    exemption, immunity, indemnity
    carte blanche
    droit
    View synonyms
    1. 1.1[mass noun]The right of the sovereign, which in British law is theoretically subject to no restriction.
      • ‘Inconsistency, after all, is the indispensable prerogative of great powers.’
      • ‘But beyond the assertion of sovereign prerogative, there was also a thinly veiled message of contempt.’
      • ‘The taxation of transport and of sales of merchandise, for example, was the exclusive prerogative of the king and his agents until the middle of the ninth century.’
      • ‘But I don't question the authority and prerogative of the president.’
      • ‘‘Foreign policy is the prerogative of the federal government,’ says the German constitution, and such has been the standard practice up to now.’
      • ‘That would be the Government's prerogative, and the Government's prerogative only.’
      • ‘In answering such a question, the executive enjoys no constitutional prerogative.’
      • ‘Courtiers enforced them with impunity, since patents rested on royal prerogative - the common law courts lacked the power to vet them without royal assent.’
      • ‘In the months leading up to the deadline, questions were revived about the power and prerogative of Congress to wage war.’
      • ‘It is the Government's prerogative to make that decision.’
      • ‘His theory of democracy in which an assembly of citizens would exercise sovereign prerogative was clearly inadequate.’
      • ‘While this is perfectly within the government's prerogative, student leaders as well as the ousted members feel the Liberals acted without justification.’
      • ‘Power can be responsible, strong government can be democratic, and presidential prerogative can be constitutional.’
      • ‘Furthermore, constitutions often specify that the conduct of foreign policy is the government's prerogative.’
      • ‘Several people have criticized the conservatives who have questioned the wisdom of this nomination, pointing out that we have argued that Presidential prerogatives apply to executive appointments.’
      • ‘The prerogative to nominate federal judges, including justices to the U.S. Supreme Court, is an important presidential power.’
      • ‘Browner had claimed an almost imperial prerogative to say her word was law.’
    2. 1.2A faculty or property distinguishing a person or class.
      ‘it's not a female prerogative to feel insecure’
      • ‘In contrast, the elegantly cultivated beard was long the prerogative of royalty and the privileged classes.’
      • ‘While admiration of the moon is a distinctive women's activity in a garden setting, this was not purely a female prerogative.’

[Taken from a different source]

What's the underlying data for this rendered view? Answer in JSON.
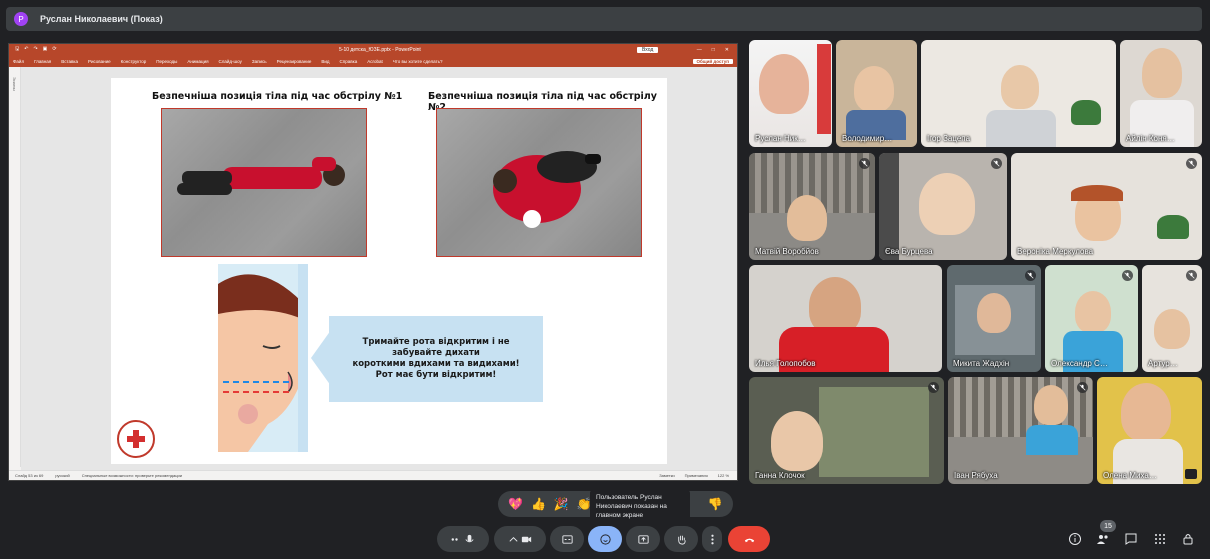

adjective

British
Law
  • Arising from the prerogative of the Crown (usually delegated to the government or the judiciary) and based in common law rather than statutory law.

    ‘the monarch retained the formal prerogative power to appoint the Prime Minister’
    • ‘The common law and the prerogative law does not tend to like absolutes.’
    • ‘The applicant advanced a number of grounds in support of his claim for entitlement to prerogative relief.’
    • ‘Query whether it is under the prerogative powers of the Crown.’
    • ‘In the circumstances, I would refuse the applications for prerogative writs.’
    • ‘Was this a prerogative act, such as only the Crown and its military servants could order and perform?’

Origin

Late Middle English: via Old French from Latin praerogativa (the verdict of) the political division which was chosen to vote first in the assembly, feminine (used as noun) of praerogativus asked first, from prae before + rogare ask.

Pronunciation:

prerogative

/prɪˈrɒɡətɪv/